[Element data from apps and pages]
━━━━━━━━━━━━━━━━━━━━━━━━━━━━━━

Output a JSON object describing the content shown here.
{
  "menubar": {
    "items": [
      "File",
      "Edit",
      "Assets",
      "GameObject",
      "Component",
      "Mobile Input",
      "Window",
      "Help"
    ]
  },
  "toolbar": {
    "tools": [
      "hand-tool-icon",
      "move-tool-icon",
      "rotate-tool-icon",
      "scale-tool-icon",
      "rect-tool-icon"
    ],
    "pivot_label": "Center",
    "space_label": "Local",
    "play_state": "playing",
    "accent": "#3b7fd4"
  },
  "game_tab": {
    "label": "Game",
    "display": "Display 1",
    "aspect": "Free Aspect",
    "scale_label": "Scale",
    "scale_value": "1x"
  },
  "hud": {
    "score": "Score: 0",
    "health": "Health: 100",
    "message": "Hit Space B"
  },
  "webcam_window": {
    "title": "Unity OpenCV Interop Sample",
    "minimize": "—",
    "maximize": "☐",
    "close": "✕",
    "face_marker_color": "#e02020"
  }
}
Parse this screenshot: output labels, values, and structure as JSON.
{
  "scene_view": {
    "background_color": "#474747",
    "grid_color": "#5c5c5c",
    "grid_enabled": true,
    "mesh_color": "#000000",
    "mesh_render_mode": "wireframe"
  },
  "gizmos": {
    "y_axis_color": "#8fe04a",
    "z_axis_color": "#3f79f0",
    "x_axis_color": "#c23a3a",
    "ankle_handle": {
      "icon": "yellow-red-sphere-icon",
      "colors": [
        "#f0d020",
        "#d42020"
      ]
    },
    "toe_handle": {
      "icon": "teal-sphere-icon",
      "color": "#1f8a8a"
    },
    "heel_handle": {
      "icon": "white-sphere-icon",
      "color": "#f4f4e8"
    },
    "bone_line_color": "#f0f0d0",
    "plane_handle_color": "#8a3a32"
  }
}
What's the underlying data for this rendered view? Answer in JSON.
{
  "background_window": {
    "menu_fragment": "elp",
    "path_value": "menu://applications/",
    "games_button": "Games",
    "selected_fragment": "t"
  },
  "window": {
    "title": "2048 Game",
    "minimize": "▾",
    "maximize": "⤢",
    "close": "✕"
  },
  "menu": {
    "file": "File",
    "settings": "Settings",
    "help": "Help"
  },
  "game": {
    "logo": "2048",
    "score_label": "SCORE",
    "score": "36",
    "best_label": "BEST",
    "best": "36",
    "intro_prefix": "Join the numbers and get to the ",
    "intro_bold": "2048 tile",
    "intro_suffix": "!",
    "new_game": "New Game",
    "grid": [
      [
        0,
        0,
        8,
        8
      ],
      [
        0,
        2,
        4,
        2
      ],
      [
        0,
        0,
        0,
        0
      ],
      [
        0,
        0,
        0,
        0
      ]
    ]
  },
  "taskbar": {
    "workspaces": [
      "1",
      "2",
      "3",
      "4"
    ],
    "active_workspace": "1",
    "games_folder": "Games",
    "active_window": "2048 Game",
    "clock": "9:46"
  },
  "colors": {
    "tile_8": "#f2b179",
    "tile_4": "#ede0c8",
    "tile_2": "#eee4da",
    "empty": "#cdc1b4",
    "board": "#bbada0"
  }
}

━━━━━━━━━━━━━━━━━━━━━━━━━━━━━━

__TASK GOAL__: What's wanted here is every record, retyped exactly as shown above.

__TASK ANSWER__:
Output a JSON object describing the content shown here.
{
  "menubar": {
    "items": [
      "File",
      "Edit",
      "Assets",
      "GameObject",
      "Component",
      "Mobile Input",
      "Window",
      "Help"
    ]
  },
  "toolbar": {
    "tools": [
      "hand-tool-icon",
      "move-tool-icon",
      "rotate-tool-icon",
      "scale-tool-icon",
      "rect-tool-icon"
    ],
    "pivot_label": "Center",
    "space_label": "Local",
    "play_state": "playing",
    "accent": "#3b7fd4"
  },
  "game_tab": {
    "label": "Game",
    "display": "Display 1",
    "aspect": "Free Aspect",
    "scale_label": "Scale",
    "scale_value": "1x"
  },
  "hud": {
    "score": "Score: 0",
    "health": "Health: 100",
    "message": "Hit Space B"
  },
  "webcam_window": {
    "title": "Unity OpenCV Interop Sample",
    "minimize": "—",
    "maximize": "☐",
    "close": "✕",
    "face_marker_color": "#e02020"
  }
}
Parse this screenshot: output labels, values, and structure as JSON.
{
  "scene_view": {
    "background_color": "#474747",
    "grid_color": "#5c5c5c",
    "grid_enabled": true,
    "mesh_color": "#000000",
    "mesh_render_mode": "wireframe"
  },
  "gizmos": {
    "y_axis_color": "#8fe04a",
    "z_axis_color": "#3f79f0",
    "x_axis_color": "#c23a3a",
    "ankle_handle": {
      "icon": "yellow-red-sphere-icon",
      "colors": [
        "#f0d020",
        "#d42020"
      ]
    },
    "toe_handle": {
      "icon": "teal-sphere-icon",
      "color": "#1f8a8a"
    },
    "heel_handle": {
      "icon": "white-sphere-icon",
      "color": "#f4f4e8"
    },
    "bone_line_color": "#f0f0d0",
    "plane_handle_color": "#8a3a32"
  }
}
What's the underlying data for this rendered view? Answer in JSON.
{
  "background_window": {
    "menu_fragment": "elp",
    "path_value": "menu://applications/",
    "games_button": "Games",
    "selected_fragment": "t"
  },
  "window": {
    "title": "2048 Game",
    "minimize": "▾",
    "maximize": "⤢",
    "close": "✕"
  },
  "menu": {
    "file": "File",
    "settings": "Settings",
    "help": "Help"
  },
  "game": {
    "logo": "2048",
    "score_label": "SCORE",
    "score": "36",
    "best_label": "BEST",
    "best": "36",
    "intro_prefix": "Join the numbers and get to the ",
    "intro_bold": "2048 tile",
    "intro_suffix": "!",
    "new_game": "New Game",
    "grid": [
      [
        0,
        0,
        8,
        8
      ],
      [
        0,
        2,
        4,
        2
      ],
      [
        0,
        0,
        0,
        0
      ],
      [
        0,
        0,
        0,
        0
      ]
    ]
  },
  "taskbar": {
    "workspaces": [
      "1",
      "2",
      "3",
      "4"
    ],
    "active_workspace": "1",
    "games_folder": "Games",
    "active_window": "2048 Game",
    "clock": "9:46"
  },
  "colors": {
    "tile_8": "#f2b179",
    "tile_4": "#ede0c8",
    "tile_2": "#eee4da",
    "empty": "#cdc1b4",
    "board": "#bbada0"
  }
}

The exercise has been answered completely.